« The only thing a man can do better than a woman is grow a beard », was recently announced at the United Nations headquarters. However, men still heavily dominate the political field – even in the European Union.

The EU and gender equality

Out of the 751 Members of the European Parliament, only little more than a third of these positions are held by women. Good news is that the general trend looks promising, with constantly more and more women being elected every five years, bad news is these changes are happening at an incredibly low speed.

The European Union (EU) has played a leading role in the fight for gender equality, and specifically recognized the need for gender parity in representative politics in order to achieve this goal. Indeed, as a recent report from the European Parliament confirms, women’s representation in politics is not only crucial to achieve and uphold social justice, but it is a condition of democracy itself. Despite this being a key objective of the EU, women remain underrepresented within its institutions and bodies. Today, as students of Multilingual Communication for International Relations, we want to examine the reasons for this inequality.

Key factors affecting the gender (im)balance

First of all, the undeniable fact that the political field is male-dominated may serve as a deterrent to women. Even if, by law, women have an equal status to men, the continued prevalence of patriarchal norms, values, and attitudes within political culture shows female candidates that they are not on equal footing with men. As we have seen in several classes, research has shown that certain traits associated with leadership are perceived to be more masculine, while women in leadership positions who display these same characteristics are perceived rather negatively. This plays a big role with the upcoming elections right around the corner: a lot of voters, consciously or not, assume that women generally have less capacity and potential to be leaders than men. Hence, women continuously have to disprove this bias and demonstrate their abilities, justifying their presence in the political field.

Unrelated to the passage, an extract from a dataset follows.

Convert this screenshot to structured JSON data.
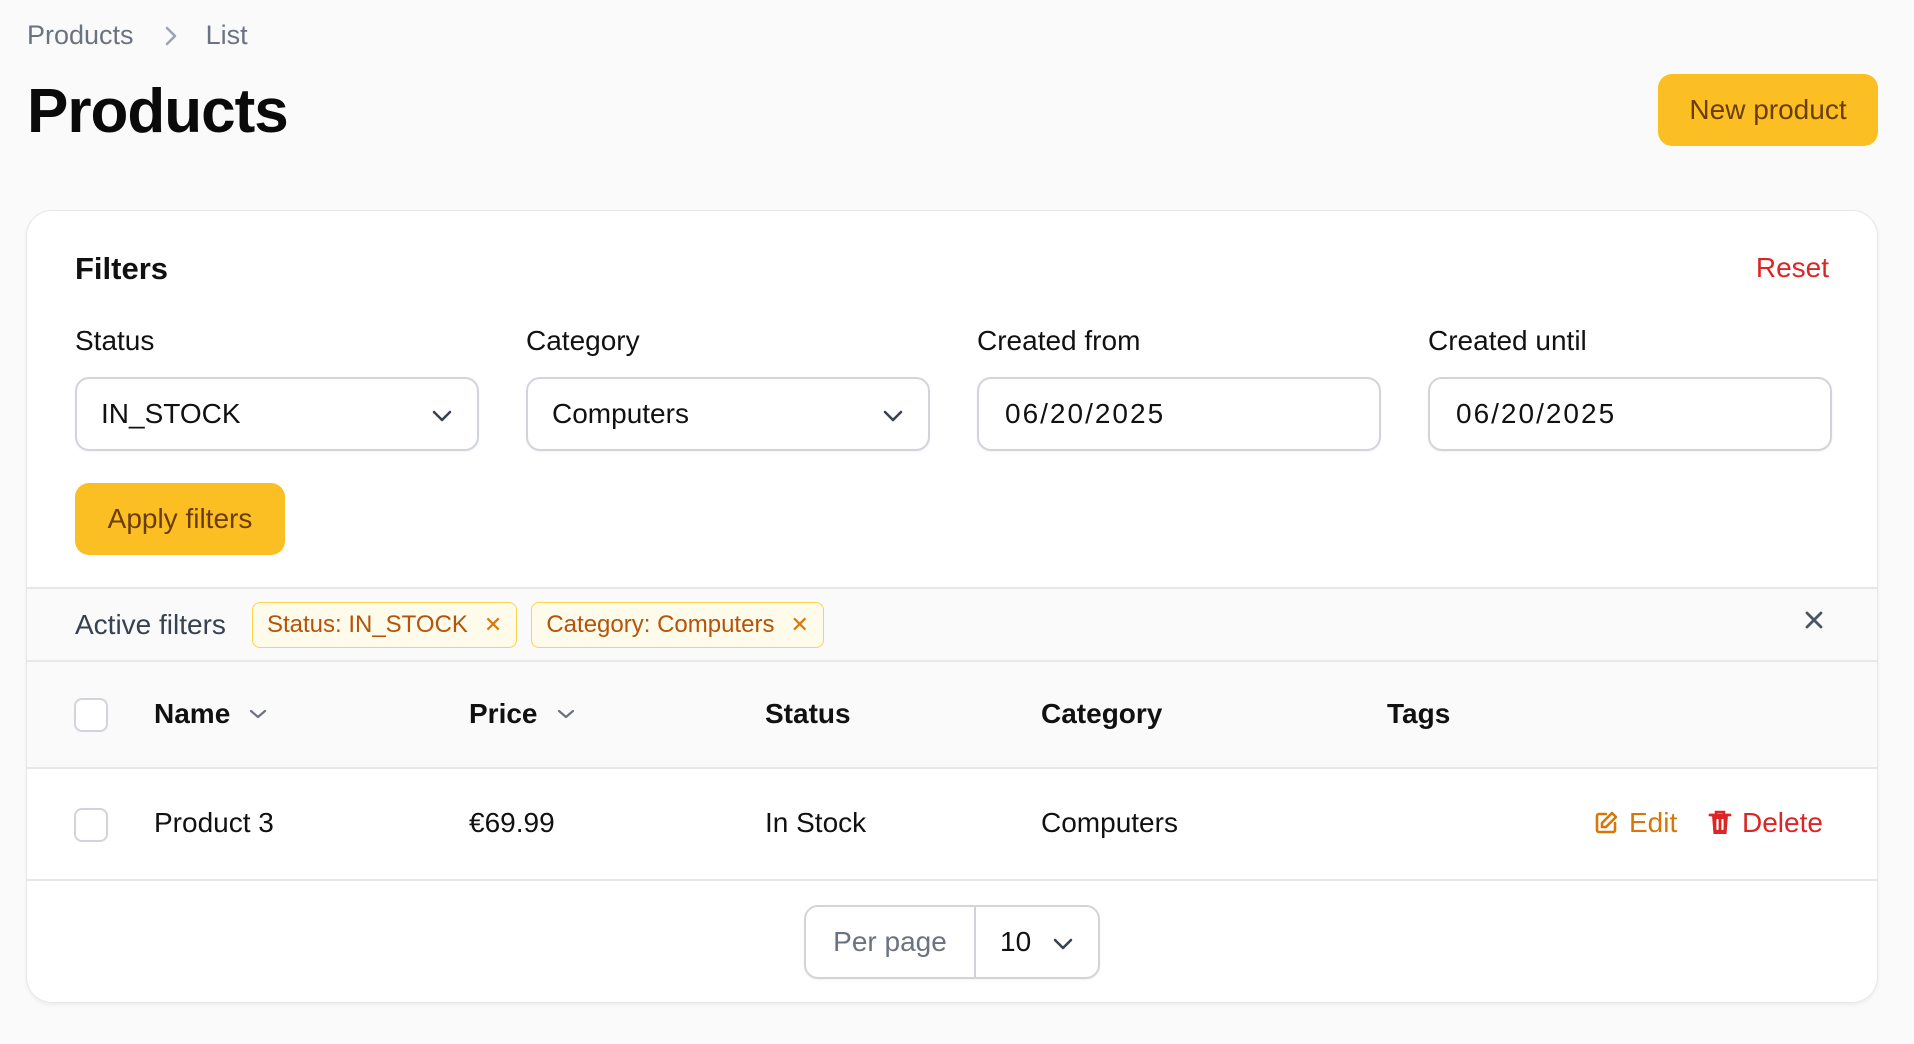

Alongside these stereotypes comes media bias. Coverage of women politicians and candidates is disproportionately negative, which could discourage women from running for election, and influences voters even more by affirming their bias. But sexism is not only prevalent in the media: female European politicians often face threats and harrassment from the public and their colleagues, both directly and on social media. While these factors are often downplayed, the numbers speak for themselves: a 2018 study showed that 47 percent of female Members of the European Parliament had been threatened to be raped or killed, while 25 percent had suffered from sexual violence.

So, before gender equality in politics can be fully achieved, this political field needs to become an overall safer space for women to express themselves and their opinions. Until then, each and every person who can vote in the upcoming European elections on May 26 should think carefully about their choice, and try to see candidates through a genderless lense. Only when everyone works towards a less biased and more inclusive environment, can democracy fully flourish.

By Rachel Ledieu